-- Extracted entries --
------

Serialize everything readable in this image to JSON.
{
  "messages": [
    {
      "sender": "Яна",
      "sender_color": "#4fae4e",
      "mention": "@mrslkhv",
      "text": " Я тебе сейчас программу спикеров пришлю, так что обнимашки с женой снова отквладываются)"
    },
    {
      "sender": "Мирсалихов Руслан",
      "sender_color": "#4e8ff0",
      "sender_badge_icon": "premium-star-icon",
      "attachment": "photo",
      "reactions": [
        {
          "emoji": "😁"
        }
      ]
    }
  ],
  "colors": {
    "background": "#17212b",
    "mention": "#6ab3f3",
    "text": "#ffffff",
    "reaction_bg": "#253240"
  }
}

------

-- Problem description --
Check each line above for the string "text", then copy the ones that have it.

-- Response --
      "text": " Я тебе сейчас программу спикеров пришлю, так что обнимашки с женой снова отквладываются)"
    "text": "#ffffff",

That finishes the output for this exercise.